The Survey of Consumers, a closely-watched gauge of consumer sentiment, was slightly off the mid-month reading but still at the highest since 2004. The Current Economic Conditions Index, at 121.2, was also down from the mid-month but still sets an all-time record high.
The slightly decline to 101.4 came from concerns over tariffs, which have been amplified by the media.
“Importantly, all of the March gain in the Sentiment Index was among households with incomes in the bottom third (+14.1); those in the middle third were unchanged, while the Index fell among households in the top third (-5.6),” Richard Curtain, chief economist at Survey of Consumers said.
“Households with incomes in the top third cited significantly greater concerns with government economic policies than last month, especially trade policies, with net references falling from +31 to just +1, offsetting their positive reactions to tax policies.”
The Federal Open Market Committee (FOMC) expectedly raised the federal funds target rate by 25 basis points last week, with two more interest rate hikes forecasted in 2018. Consumers expect interest rates will increase in the foreseeable future and view the current level as still relatively low. They also believe future interest rate hikes are intended to dampen the future pace of economic growth.
“Their reaction will both emphasize borrowing-in-advance of those expected increases as well as heighten their precautionary savings motives,” Mr. Curtain added. “The trade-off between spending and saving will crucially depend on the pace of future interest rate hikes compared with the pace of income growth.
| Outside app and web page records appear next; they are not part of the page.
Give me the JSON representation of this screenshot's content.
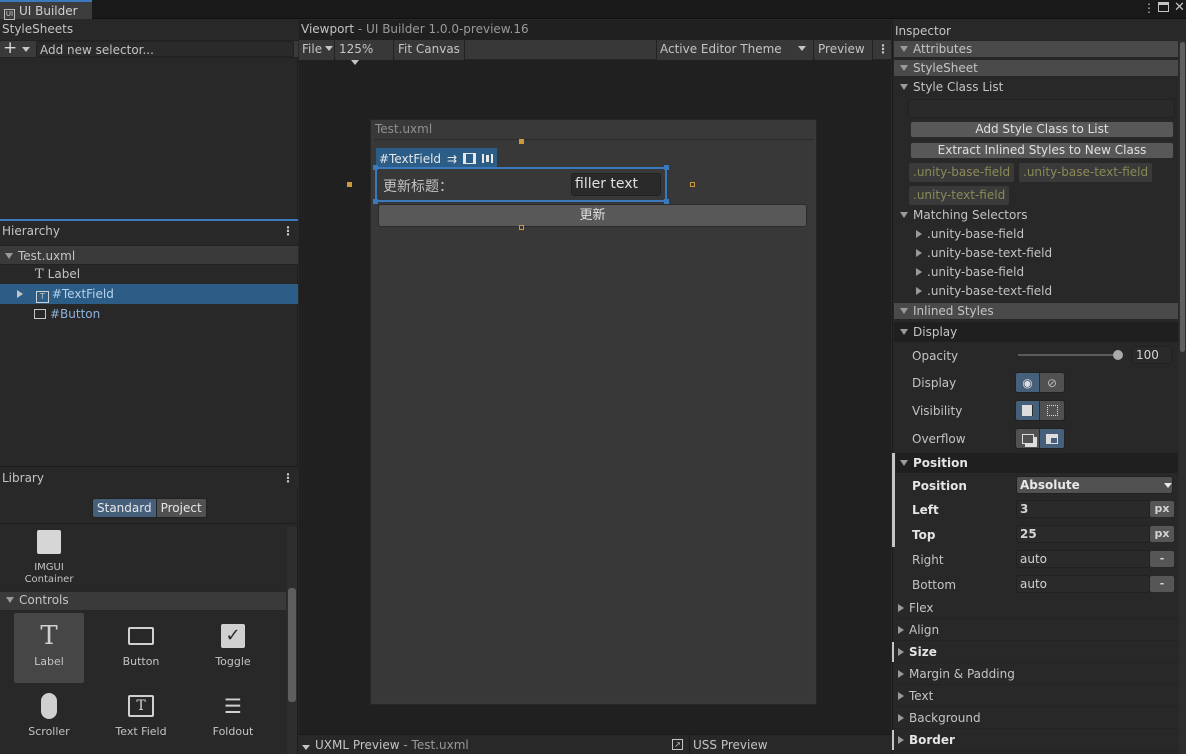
{
  "window": {
    "tab_title": "UI Builder",
    "menu_icon": "kebab-icon",
    "maximize_icon": "maximize-icon",
    "close_icon": "close-icon"
  },
  "stylesheets": {
    "title": "StyleSheets",
    "add_label": "+",
    "selector_placeholder": "Add new selector..."
  },
  "hierarchy": {
    "title": "Hierarchy",
    "rows": [
      {
        "label": "Test.uxml"
      },
      {
        "label": "Label"
      },
      {
        "label": "#TextField"
      },
      {
        "label": "#Button"
      }
    ]
  },
  "library": {
    "title": "Library",
    "tabs": [
      {
        "label": "Standard"
      },
      {
        "label": "Project"
      }
    ],
    "imgui": {
      "label_line1": "IMGUI",
      "label_line2": "Container"
    },
    "controls_header": "Controls",
    "items": [
      {
        "label": "Label",
        "icon": "label-icon"
      },
      {
        "label": "Button",
        "icon": "button-icon"
      },
      {
        "label": "Toggle",
        "icon": "toggle-icon"
      },
      {
        "label": "Scroller",
        "icon": "scroller-icon"
      },
      {
        "label": "Text Field",
        "icon": "text-field-icon"
      },
      {
        "label": "Foldout",
        "icon": "foldout-icon"
      }
    ]
  },
  "viewport": {
    "title": "Viewport",
    "subtitle": "- UI Builder 1.0.0-preview.16",
    "toolbar": {
      "file": "File",
      "zoom": "125%",
      "fit": "Fit Canvas",
      "theme": "Active Editor Theme",
      "preview": "Preview"
    },
    "canvas": {
      "doc_title": "Test.uxml",
      "selected_tag": "#TextField",
      "field_label": "更新标题：",
      "field_value": "filler text",
      "button_label": "更新"
    }
  },
  "uxml_preview": {
    "title": "UXML Preview",
    "subtitle": "- Test.uxml"
  },
  "uss_preview": {
    "title": "USS Preview"
  },
  "inspector": {
    "title": "Inspector",
    "attributes": "Attributes",
    "stylesheet": "StyleSheet",
    "style_class_list": "Style Class List",
    "add_class_button": "Add Style Class to List",
    "extract_button": "Extract Inlined Styles to New Class",
    "classes": [
      ".unity-base-field",
      ".unity-base-text-field",
      ".unity-text-field"
    ],
    "matching_selectors_title": "Matching Selectors",
    "matching_selectors": [
      ".unity-base-field",
      ".unity-base-text-field",
      ".unity-base-field",
      ".unity-base-text-field"
    ],
    "inlined_styles": "Inlined Styles",
    "display_section": "Display",
    "opacity_label": "Opacity",
    "opacity_value": "100",
    "opacity_level": 1.0,
    "display_label": "Display",
    "visibility_label": "Visibility",
    "overflow_label": "Overflow",
    "position_section": "Position",
    "position_label": "Position",
    "position_value": "Absolute",
    "left_label": "Left",
    "left_value": "3",
    "top_label": "Top",
    "top_value": "25",
    "right_label": "Right",
    "right_value": "auto",
    "bottom_label": "Bottom",
    "bottom_value": "auto",
    "unit_px": "px",
    "unit_none": "-",
    "collapsed_sections": [
      "Flex",
      "Align",
      "Size",
      "Margin & Padding",
      "Text",
      "Background",
      "Border"
    ]
  },
  "colors": {
    "selection": "#2c5d87",
    "accent": "#3a79bb",
    "class_pill_text": "#8c8a55"
  }
}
It is likely that income growth will initially dominate, tilting consumers’ motives more toward spending than saving.”
Overall, the data indicates a growth rate of 2.6% for consumption from mid-2018 to mid-2019. The next data release — the preliminary reading for April — is scheduled for Friday, April 13, 2018 at 10:00 AM EST.